Growing insurance products lack data
Business is waking up to the reality of risk in the digital world. Sales of insurance for cyber-threat and reputation damage are increasing, but what data are these policies actually based on? The fact is that there is very little reliable data, so insurers and businesses have to rely on a fair bit of guess work with underinsurance a likely outcome. Obviously as cyber risks become better analysed, with increases in actual incidents, the information we are working with will become clearer, but for now risk managers and insurers need to dig a bit deeper to assess the scope of the threats. Experts say that many businesses are insuring against far smaller financial losses than would actually be the case; perhaps they are underestimating the risk of an attack, or do not understand the potential complexity of recovering from one. For reputation insurance, policies often focus on costs such as hiring PR experts and additional advertising rather than a financial loss, as the level of lost sales, for example, is not easy to estimate. Read the full story.

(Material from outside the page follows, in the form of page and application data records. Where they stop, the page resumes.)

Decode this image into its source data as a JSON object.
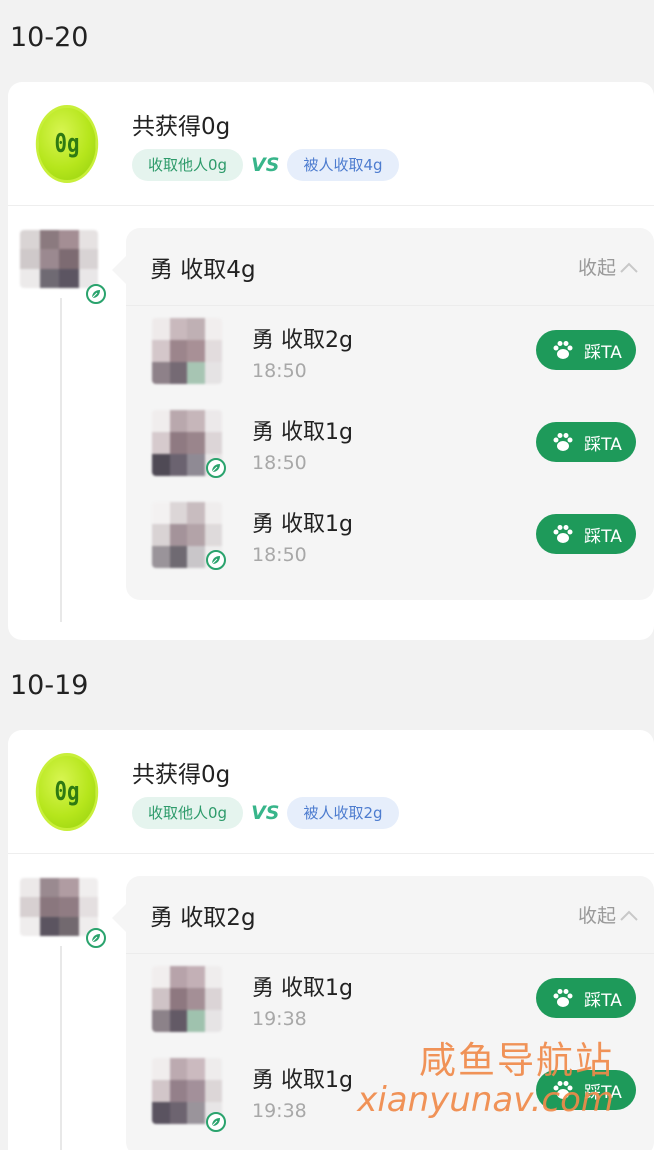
{
  "days": [
    {
      "date": "10-20",
      "summary": {
        "badge": "0g",
        "title": "共获得0g",
        "collected_from_others": "收取他人0g",
        "vs": "VS",
        "collected_by_others": "被人收取4g"
      },
      "group": {
        "title": "勇 收取4g",
        "collapse_label": "收起",
        "items": [
          {
            "name": "勇 收取2g",
            "time": "18:50",
            "action": "踩TA"
          },
          {
            "name": "勇 收取1g",
            "time": "18:50",
            "action": "踩TA"
          },
          {
            "name": "勇 收取1g",
            "time": "18:50",
            "action": "踩TA"
          }
        ]
      }
    },
    {
      "date": "10-19",
      "summary": {
        "badge": "0g",
        "title": "共获得0g",
        "collected_from_others": "收取他人0g",
        "vs": "VS",
        "collected_by_others": "被人收取2g"
      },
      "group": {
        "title": "勇 收取2g",
        "collapse_label": "收起",
        "items": [
          {
            "name": "勇 收取1g",
            "time": "19:38",
            "action": "踩TA"
          },
          {
            "name": "勇 收取1g",
            "time": "19:38",
            "action": "踩TA"
          }
        ]
      }
    }
  ],
  "watermark": {
    "line1": "咸鱼导航站",
    "line2": "xianyunav.com"
  },
  "colors": {
    "accent_green": "#1e9a5a",
    "badge_green": "#b6e61c",
    "take_pill": "#e5f4ee",
    "taken_pill": "#e6eefb",
    "watermark": "#f08a4a"
  },
  "icons": {
    "badge": "energy-ball-icon",
    "collapse": "chevron-up-icon",
    "leaf": "leaf-icon",
    "paw": "paw-icon"
  }
}
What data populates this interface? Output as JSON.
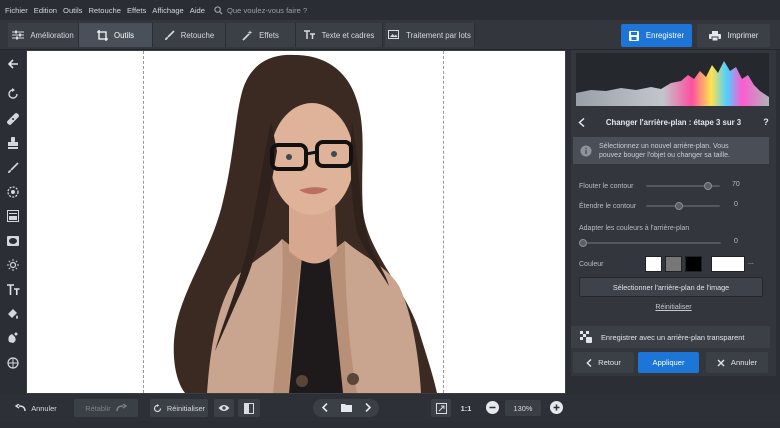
{
  "menu": {
    "items": [
      "Fichier",
      "Edition",
      "Outils",
      "Retouche",
      "Effets",
      "Affichage",
      "Aide"
    ],
    "search_placeholder": "Que voulez-vous faire ?"
  },
  "toolbar": {
    "tabs": [
      {
        "label": "Amélioration",
        "icon": "sliders-icon"
      },
      {
        "label": "Outils",
        "icon": "crop-icon",
        "active": true
      },
      {
        "label": "Retouche",
        "icon": "brush-icon"
      },
      {
        "label": "Effets",
        "icon": "magic-wand-icon"
      },
      {
        "label": "Texte et cadres",
        "icon": "text-icon"
      },
      {
        "label": "Traitement par lots",
        "icon": "images-icon"
      }
    ],
    "save_label": "Enregistrer",
    "print_label": "Imprimer"
  },
  "left_tools": [
    "back-arrow-icon",
    "rotate-icon",
    "heal-icon",
    "stamp-icon",
    "brush-icon",
    "radial-icon",
    "gradient-icon",
    "vignette-icon",
    "sun-icon",
    "text-icon",
    "fill-icon",
    "shape-icon",
    "globe-icon"
  ],
  "panel": {
    "step_title": "Changer l'arrière-plan : étape 3 sur 3",
    "help": "?",
    "info_line1": "Sélectionnez un nouvel arrière-plan. Vous",
    "info_line2": "pouvez bouger l'objet ou changer sa taille.",
    "blur_label": "Flouter le contour",
    "blur_value": "70",
    "blur_fraction": 0.84,
    "extend_label": "Étendre le contour",
    "extend_value": "0",
    "extend_fraction": 0.45,
    "adapt_label": "Adapter les couleurs à l'arrière-plan",
    "adapt_value": "0",
    "adapt_fraction": 0.0,
    "color_label": "Couleur",
    "swatches": [
      "#ffffff",
      "#777777",
      "#000000"
    ],
    "selected_color": "#ffffff",
    "more": "...",
    "select_image_label": "Sélectionner l'arrière-plan de l'image",
    "reset_link": "Réinitialiser",
    "save_transparent_label": "Enregistrer avec un arrière-plan transparent",
    "back_label": "Retour",
    "apply_label": "Appliquer",
    "cancel_label": "Annuler"
  },
  "bottom": {
    "undo_label": "Annuler",
    "redo_label": "Rétablir",
    "reset_label": "Réinitialiser",
    "zoom_ratio": "1:1",
    "zoom_value": "130%"
  },
  "colors": {
    "accent": "#1d75d8",
    "background": "#2b2e34",
    "panel": "#33363d"
  }
}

Risk management failures blamed for death
Poor risk management controls may have been blamed for contributing to the death of a worker at an Australian mine. The incident occurred last year when the worker, Jeremy Junk was being hoisted in a lifting structure, and looked over the edge to communicate with a colleague. His head then struck the bottom of a platform. A report into the incident found that although documentation for the procedure stated that all body parts should be kept inside the confines of the lift, it was not given the correct level of importance and not specifically stressed as a potential for personal injury. Additional, an assessment test did not seek to ensure workers were aware of this risk. There were other factors in the incident which included the extremely long hours worked by Junk in a number of shifts prior to the one where he was killed. The report highlights the importance of rigid and thorough risk management in high risk industry. Read the full story.
Flooding high priority for homeowners
It’s impossible to not have noticed that our weather has changed over the years. At one time severe weather incidents were seen once in a typical Canadian’s lifetime, now there’s at least one in a decade. Rainfall has increased by double-figure percentages and the cost of insuring homes against floods is increasing. Where once the greatest risk to a property was fire, now it is more likely to be flooded. The cost of natural disasters last year ran into many billions of dollars and we’ve already seen storms causing major damage this year. The Insurance Bureau of Canada is testing a new online tool that will help insurers to assess the potential risk of flood to individual streets. While there is no suggestion that this tool will be available to homebuyers, an insurance policy quote would give a good indication of the risk. The IBC says that premiums will be rising and limits of cover will be restricted. Although overland flood insurance has not been available in Canada, a small firm in Calgary is looking to change that. The Beaufort Group normally deal with energy industry insurance but are offering a limited number of policies to owners of flood-prone homes. Read the full story.
Environment risk cover working well in Europe
Insurance Europe has published a briefing note relating to environmental liability coverage across the European Union, based on a survey of its members. The survey revealed that the market is functioning well, and that there is enough market capacity to expand the amount of environmental liability cover available to the market, should demand increase. The briefing note also notes that an EU wide compulsory environmental liability insurance system would not benefit customers and has the potential to stifle the current promising level of product innovation in member states. Read the full story.
Lloyds publishes new minimum standards for managing agents
Lloyd’s has published a set of new minimum standards for managing agents, in line with good market practice and relevant Solvency II requirements. These replace the original version, in operation since 2005 and are the result of more than a year of consultation. The new standards will be in force from the beginning of 2015 and there will also be standards in relation to conduct risk, which will be published later this month. Read the full story.